Even throwing ourselves into activities and ministries is no substitute for faith. If the great activities of John Wesley left him empty and with a sense of hopelessness, then we must also consider our own spirituality. Is it also a matter of outward forms rather than an inner reality? That is perhaps less of a danger here among our humble circumstances. But it is possible to be a bishop, a priest, a busy and important layman, and yet to be doing things by the book rather than in the Spirit. John Wesley reached a point where he had to abandon all trust in his own resources and activities, and our own Orthodox Fathers teach us that we must do the same.
Indeed, Christ himself in this passage teaches us. The work of God is not found in attending services, or being always found at social events. It is not even found in great busyness of life, nor even in commitment to fasting and prayer. The work of God is to believe in Christ. Not to believe in things about Christ, but to trust in the divine Person of the Word of God incarnate. This is the beginning and the heart of the Christian life. We may be a great sinner, we may be lax in our spiritual lives, or easily overwhelmed by social trivia, but if we trust this Person, if he is someone we know and who knows us, then we have begun a new life with him and in him and all manner of spiritual growth and fruit becomes possible.

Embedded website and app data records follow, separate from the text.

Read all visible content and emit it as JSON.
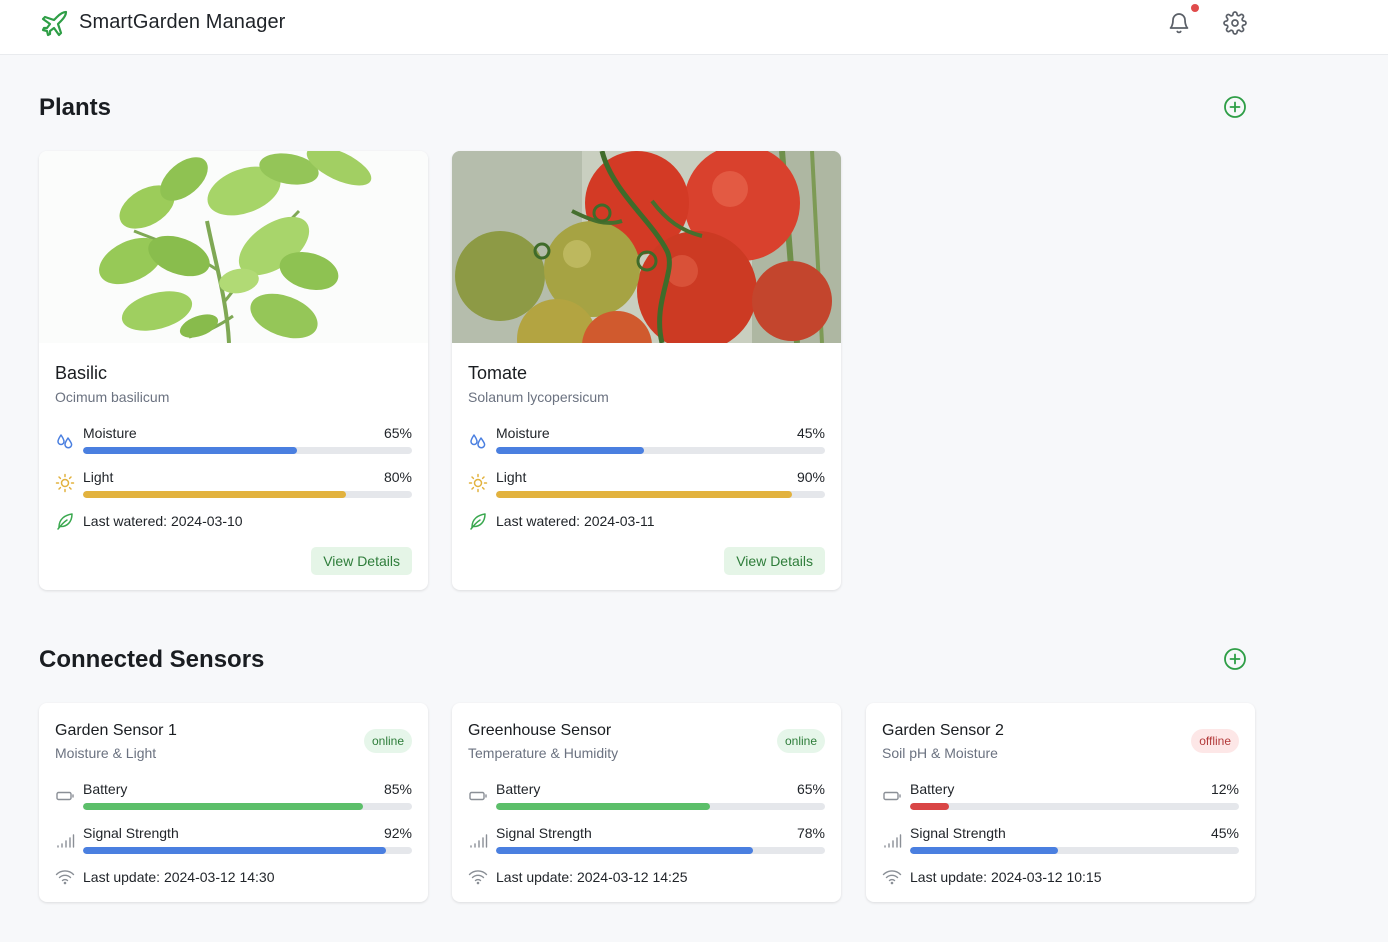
{
  "header": {
    "title": "SmartGarden Manager",
    "logo_icon": "plane-icon",
    "notification_icon": "bell-icon",
    "settings_icon": "gear-icon",
    "has_notification": true
  },
  "plants_section": {
    "title": "Plants",
    "add_icon": "plus-circle-icon",
    "plants": [
      {
        "name": "Basilic",
        "scientific_name": "Ocimum basilicum",
        "image": "basil-plant-photo",
        "moisture_label": "Moisture",
        "moisture_value": "65%",
        "moisture_level": 0.65,
        "light_label": "Light",
        "light_value": "80%",
        "light_level": 0.8,
        "last_watered": "Last watered: 2024-03-10",
        "button_label": "View Details"
      },
      {
        "name": "Tomate",
        "scientific_name": "Solanum lycopersicum",
        "image": "tomato-plant-photo",
        "moisture_label": "Moisture",
        "moisture_value": "45%",
        "moisture_level": 0.45,
        "light_label": "Light",
        "light_value": "90%",
        "light_level": 0.9,
        "last_watered": "Last watered: 2024-03-11",
        "button_label": "View Details"
      }
    ]
  },
  "sensors_section": {
    "title": "Connected Sensors",
    "add_icon": "plus-circle-icon",
    "sensors": [
      {
        "name": "Garden Sensor 1",
        "type": "Moisture & Light",
        "status": "online",
        "battery_label": "Battery",
        "battery_value": "85%",
        "battery_level": 0.85,
        "signal_label": "Signal Strength",
        "signal_value": "92%",
        "signal_level": 0.92,
        "last_update": "Last update: 2024-03-12 14:30"
      },
      {
        "name": "Greenhouse Sensor",
        "type": "Temperature & Humidity",
        "status": "online",
        "battery_label": "Battery",
        "battery_value": "65%",
        "battery_level": 0.65,
        "signal_label": "Signal Strength",
        "signal_value": "78%",
        "signal_level": 0.78,
        "last_update": "Last update: 2024-03-12 14:25"
      },
      {
        "name": "Garden Sensor 2",
        "type": "Soil pH & Moisture",
        "status": "offline",
        "battery_label": "Battery",
        "battery_value": "12%",
        "battery_level": 0.12,
        "signal_label": "Signal Strength",
        "signal_value": "45%",
        "signal_level": 0.45,
        "last_update": "Last update: 2024-03-12 10:15"
      }
    ]
  },
  "colors": {
    "brand_green": "#2e9e46",
    "moisture_bar": "#4a7fe0",
    "light_bar": "#e2b23e",
    "battery_ok": "#5cbf6a",
    "battery_low": "#d94545",
    "signal_bar": "#4a7fe0",
    "online_text": "#2e7d3a",
    "offline_text": "#b33a3a"
  }
}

Let me urge you all, as the season of Lent approaches, to cast away all reliance on the forms of our Christian faith, useful and necessary they are, as if we could earn our salvation. Let us rather embrace Christ, desire to know Christ, seek earnestly to trust him more and more completely in every situation and circumstance, and having such trust, having such faith in him, let us then engage in the season of fasting with the spiritual tools we are given by the Church. With faith we will be able to take up the spiritual weapons of fasting and prayer and use them to his glory and for our salvation.
If we do not act in faith, then we will be like those followers of Christ who ate the food he gave but wandered away when the going got tough. If we have faith, if we have trust in Christ as our Lord and Saviour and friend, then we will have the confidence and courage to persevere and will find this Lent a season of blessing.

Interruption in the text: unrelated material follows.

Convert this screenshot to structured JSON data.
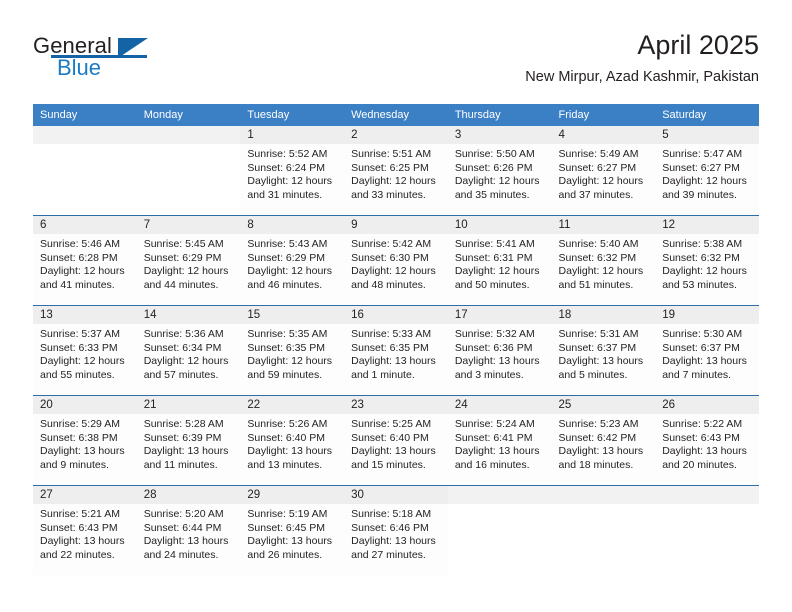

May it be so for all of us. May we find life in Christ, looking always to him, rather than to the things he gives, and not allowing the structures and forms of our Christian life to become substitutes for a lasting faith in Him.
To the Glory of God, the Father, the Son and the Holy Spirit. Amen.